This is a writer’s blog. When I write stuff here its supposed to be about writing, or being a poet, or poetry events. But sometimes life and work gets all jumbled up. A few weeks ago, Me and Nuala got the news that we were successful in our application for Arts Council England and British Council funding for taking our show ‘Folly‘ to the Adelaide Fringe. One of the most exciting and overwhelming bits of new I’ve ever got.
For me, the funding means being able to produce the show properly, which means more to me than I can articulate in words, especially after a year of us both working on Folly for no money, begging/borrowing/ stealing favours from generous friends and strangers alike to make it happen. I would have done the same at The Adelaide Fringe- we were coming here anyway, funding or no funding. I would have flyered my way around the city with photocopied posters and done shows to whomever we encourage through the door with no publicity budget… but the funding means being able to buy a little bit of advertising space on the fringe website, it means being able to pay a working artist to design our posters and flyers, and most importantly it buys us time- time for rehearsals and time for publicity. The thing I find hardest about being a self-employed artist (and this is an observation, not a whinge) is making to time to actually create, develop and try to promote your work, in between replying to a million emails, organising and negotiating money and time on behalf of your yourself, and trying to earn enough to feed and shelter your arty-farty little self. So, the grant makes those extra, developmental things possible, and I feel endlessly, overwhelmingly grateful and excited.

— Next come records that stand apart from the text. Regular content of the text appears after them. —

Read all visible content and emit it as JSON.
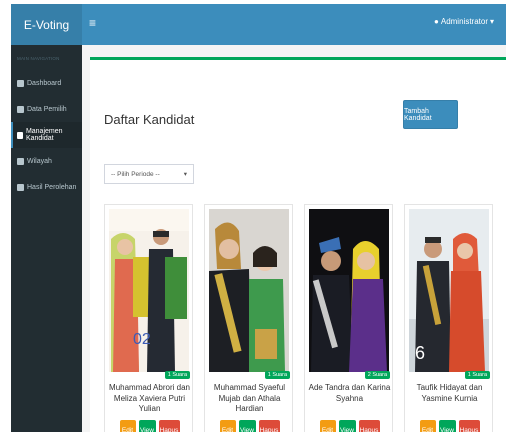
{
  "app": {
    "brand": "E-Voting"
  },
  "topbar": {
    "menu_icon": "≡",
    "user_label": "Administrator"
  },
  "sidebar": {
    "header": "MAIN NAVIGATION",
    "items": [
      {
        "label": "Dashboard",
        "icon": "dashboard-icon"
      },
      {
        "label": "Data Pemilih",
        "icon": "users-icon"
      },
      {
        "label": "Manajemen Kandidat",
        "icon": "users-icon",
        "active": true
      },
      {
        "label": "Wilayah",
        "icon": "building-icon"
      },
      {
        "label": "Hasil Perolehan",
        "icon": "chart-icon"
      }
    ]
  },
  "page": {
    "title": "Daftar Kandidat",
    "add_button": "Tambah Kandidat",
    "period_select": "-- Pilih Periode --"
  },
  "candidates": [
    {
      "name": "Muhammad Abrori dan Meliza Xaviera Putri Yulian",
      "votes": "1 Suara",
      "photo_text": "02"
    },
    {
      "name": "Muhammad Syaeful Mujab dan Athala Hardian",
      "votes": "1 Suara"
    },
    {
      "name": "Ade Tandra dan Karina Syahna",
      "votes": "2 Suara"
    },
    {
      "name": "Taufik Hidayat dan Yasmine Kurnia",
      "votes": "1 Suara",
      "photo_text": "6"
    }
  ],
  "buttons": {
    "edit": "Edit",
    "view": "View",
    "delete": "Hapus"
  },
  "colors": {
    "primary": "#3c8dbc",
    "success": "#00a65a",
    "warning": "#f39c12",
    "danger": "#dd4b39",
    "sidebar": "#222d32"
  }
}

Whilst we were receiving and processing this wonderful news, my dear old granddad- a WW2 veteran, butcher, long distance lorry driver and almost demonic winner of dominoes- entered the last stage of his life. I was up and down to Doncaster throughout the month before I left, to see him and spend time with my family. It is not something I can easily or confidently write about, watching someone pass away. So I won’t write about it now. But the process of saying goodbye to my granddad and laying him to rest, of grieving alongside my family, was a sharp counterpoint to the joy and anticipation of preparing for this trip to the other side of the world, for my first experience of being an international writer and performer.

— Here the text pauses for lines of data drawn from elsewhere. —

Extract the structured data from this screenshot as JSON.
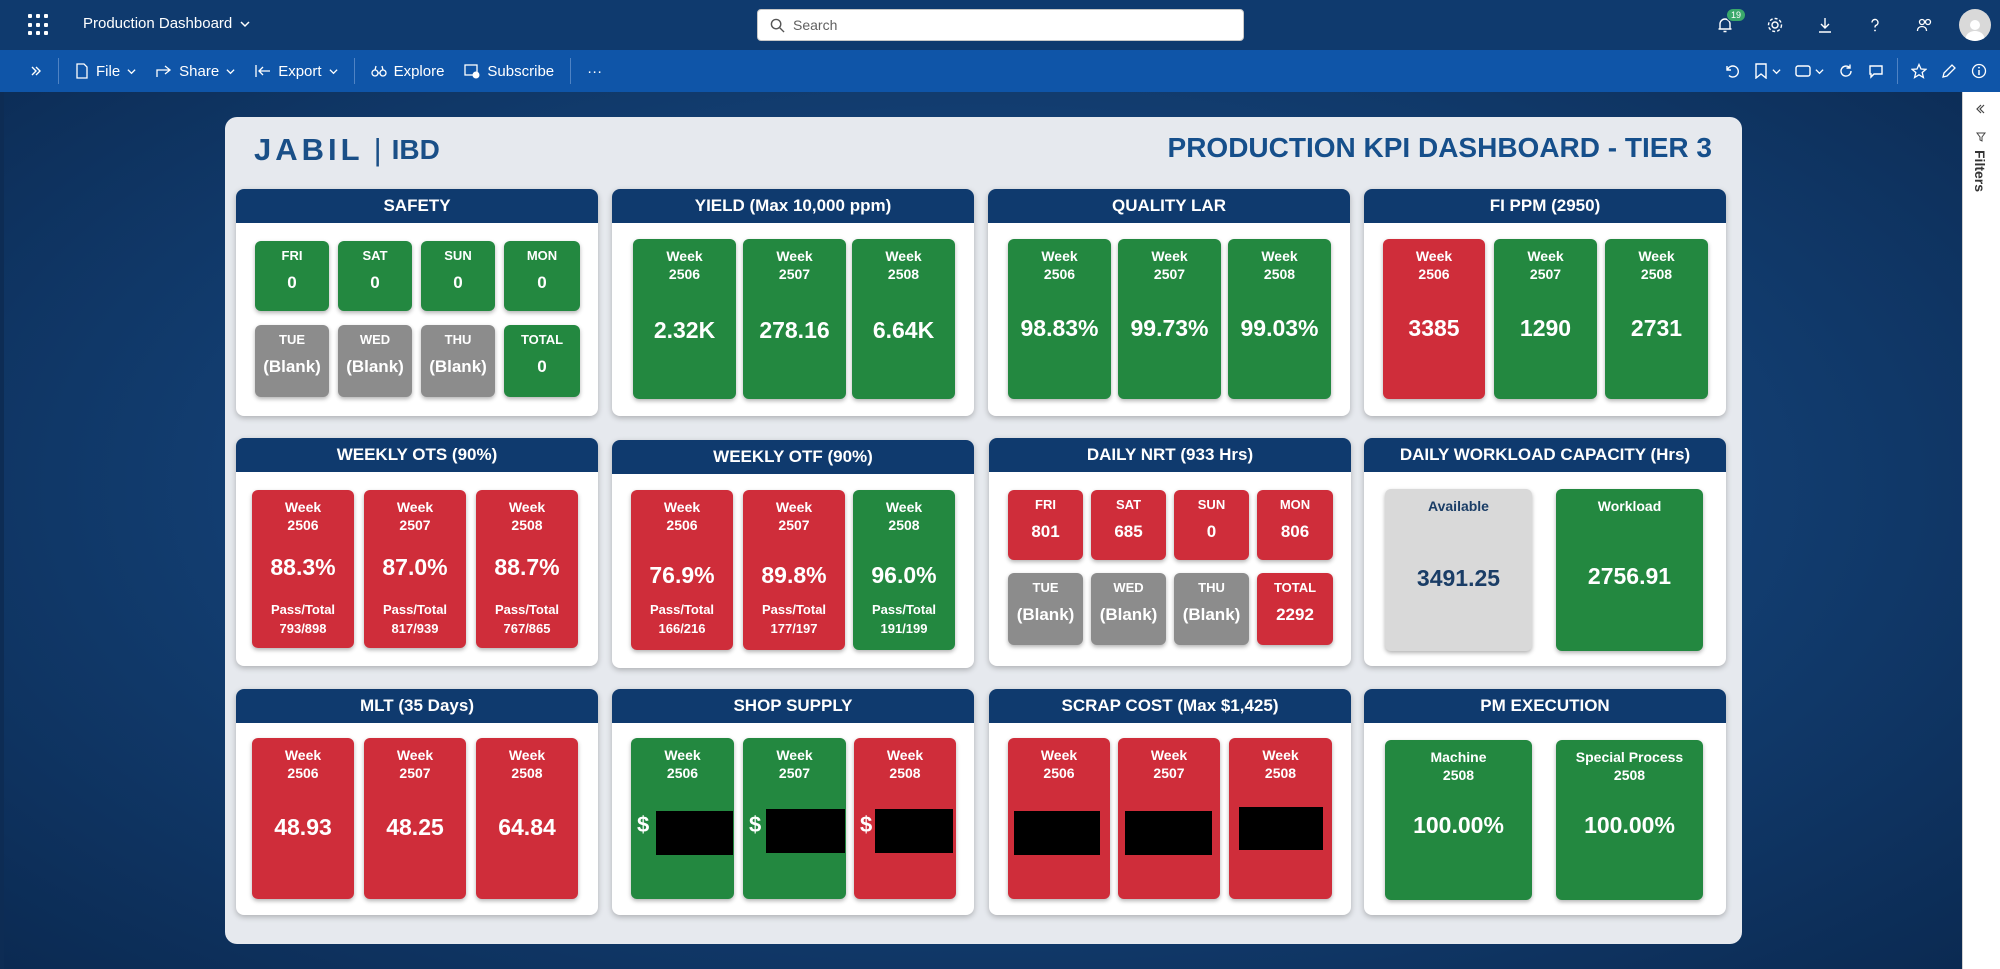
{
  "app": {
    "title": "Production Dashboard"
  },
  "search": {
    "placeholder": "Search"
  },
  "header": {
    "notifications": "19"
  },
  "toolbar": {
    "file": "File",
    "share": "Share",
    "export": "Export",
    "explore": "Explore",
    "subscribe": "Subscribe",
    "more": "···"
  },
  "filters": {
    "label": "Filters"
  },
  "report": {
    "logo_left": "JABIL",
    "logo_sep": "|",
    "logo_right": "IBD",
    "title": "PRODUCTION KPI DASHBOARD - TIER 3"
  },
  "panels": {
    "safety": {
      "title": "SAFETY",
      "tiles": [
        {
          "label": "FRI",
          "value": "0"
        },
        {
          "label": "SAT",
          "value": "0"
        },
        {
          "label": "SUN",
          "value": "0"
        },
        {
          "label": "MON",
          "value": "0"
        },
        {
          "label": "TUE",
          "value": "(Blank)"
        },
        {
          "label": "WED",
          "value": "(Blank)"
        },
        {
          "label": "THU",
          "value": "(Blank)"
        },
        {
          "label": "TOTAL",
          "value": "0"
        }
      ]
    },
    "yield": {
      "title": "YIELD (Max 10,000 ppm)",
      "tiles": [
        {
          "label": "Week",
          "week": "2506",
          "value": "2.32K"
        },
        {
          "label": "Week",
          "week": "2507",
          "value": "278.16"
        },
        {
          "label": "Week",
          "week": "2508",
          "value": "6.64K"
        }
      ]
    },
    "quality_lar": {
      "title": "QUALITY LAR",
      "tiles": [
        {
          "label": "Week",
          "week": "2506",
          "value": "98.83%"
        },
        {
          "label": "Week",
          "week": "2507",
          "value": "99.73%"
        },
        {
          "label": "Week",
          "week": "2508",
          "value": "99.03%"
        }
      ]
    },
    "fi_ppm": {
      "title": "FI PPM (2950)",
      "tiles": [
        {
          "label": "Week",
          "week": "2506",
          "value": "3385"
        },
        {
          "label": "Week",
          "week": "2507",
          "value": "1290"
        },
        {
          "label": "Week",
          "week": "2508",
          "value": "2731"
        }
      ]
    },
    "weekly_ots": {
      "title": "WEEKLY OTS (90%)",
      "tiles": [
        {
          "label": "Week",
          "week": "2506",
          "value": "88.3%",
          "pass_label": "Pass/Total",
          "pass": "793/898"
        },
        {
          "label": "Week",
          "week": "2507",
          "value": "87.0%",
          "pass_label": "Pass/Total",
          "pass": "817/939"
        },
        {
          "label": "Week",
          "week": "2508",
          "value": "88.7%",
          "pass_label": "Pass/Total",
          "pass": "767/865"
        }
      ]
    },
    "weekly_otf": {
      "title": "WEEKLY OTF (90%)",
      "tiles": [
        {
          "label": "Week",
          "week": "2506",
          "value": "76.9%",
          "pass_label": "Pass/Total",
          "pass": "166/216"
        },
        {
          "label": "Week",
          "week": "2507",
          "value": "89.8%",
          "pass_label": "Pass/Total",
          "pass": "177/197"
        },
        {
          "label": "Week",
          "week": "2508",
          "value": "96.0%",
          "pass_label": "Pass/Total",
          "pass": "191/199"
        }
      ]
    },
    "daily_nrt": {
      "title": "DAILY NRT (933 Hrs)",
      "tiles": [
        {
          "label": "FRI",
          "value": "801"
        },
        {
          "label": "SAT",
          "value": "685"
        },
        {
          "label": "SUN",
          "value": "0"
        },
        {
          "label": "MON",
          "value": "806"
        },
        {
          "label": "TUE",
          "value": "(Blank)"
        },
        {
          "label": "WED",
          "value": "(Blank)"
        },
        {
          "label": "THU",
          "value": "(Blank)"
        },
        {
          "label": "TOTAL",
          "value": "2292"
        }
      ]
    },
    "workload": {
      "title": "DAILY WORKLOAD CAPACITY (Hrs)",
      "tiles": [
        {
          "label": "Available",
          "value": "3491.25"
        },
        {
          "label": "Workload",
          "value": "2756.91"
        }
      ]
    },
    "mlt": {
      "title": "MLT (35 Days)",
      "tiles": [
        {
          "label": "Week",
          "week": "2506",
          "value": "48.93"
        },
        {
          "label": "Week",
          "week": "2507",
          "value": "48.25"
        },
        {
          "label": "Week",
          "week": "2508",
          "value": "64.84"
        }
      ]
    },
    "shop_supply": {
      "title": "SHOP SUPPLY",
      "currency": "$",
      "tiles": [
        {
          "label": "Week",
          "week": "2506"
        },
        {
          "label": "Week",
          "week": "2507"
        },
        {
          "label": "Week",
          "week": "2508"
        }
      ]
    },
    "scrap_cost": {
      "title": "SCRAP COST (Max $1,425)",
      "tiles": [
        {
          "label": "Week",
          "week": "2506"
        },
        {
          "label": "Week",
          "week": "2507"
        },
        {
          "label": "Week",
          "week": "2508"
        }
      ]
    },
    "pm_execution": {
      "title": "PM EXECUTION",
      "tiles": [
        {
          "label": "Machine",
          "week": "2508",
          "value": "100.00%"
        },
        {
          "label": "Special Process",
          "week": "2508",
          "value": "100.00%"
        }
      ]
    }
  }
}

If I got to choose how things work, I would have kept Gramps with us until I was old myself. I would have got right on board with his ‘one (enormous) whisky a night’ rule, sat in a arm chair next to his, watching the cricket and jabbing at things (or people) with my walking stick. But knowing things don’t work that way, I am so grateful that I got to see him cross the bar and laid to rest before I left.
It’s been a tumultuous and unusual time though. Getting this gleeful news about funding for the show, saying goodbye to my lovely gramps in the most final way, saying goodbye to all my loved ones for three months, grieving with my family, soaking up the precious and tempering love and humour of my fucking brilliant friends who pretty much hugged, bundled and giggled me onto the plane (as well as packing my bags for me- thanks Adam, sorry customs) leaving hardly any gaps for doubt or nerves to sneak through.
And now I find myself here. Warm as you like in the South Australian sun. Experiencing an Aussie Christmas with my dear friend (and Folly co-writer) Nuala and her warm, welcoming family. They genuinely barbecued the turkey on Christmas day. There’s this spooky ethereal ring around the sun. The sea is so clear you can see the sand between your toes. I haven’t worn socks for a week. Throughout January, February and March we will be performing our show, Folly, in Melbourne and at The Adelaide Fringe.
We’re here. It’s happening. What a strange couple of weeks.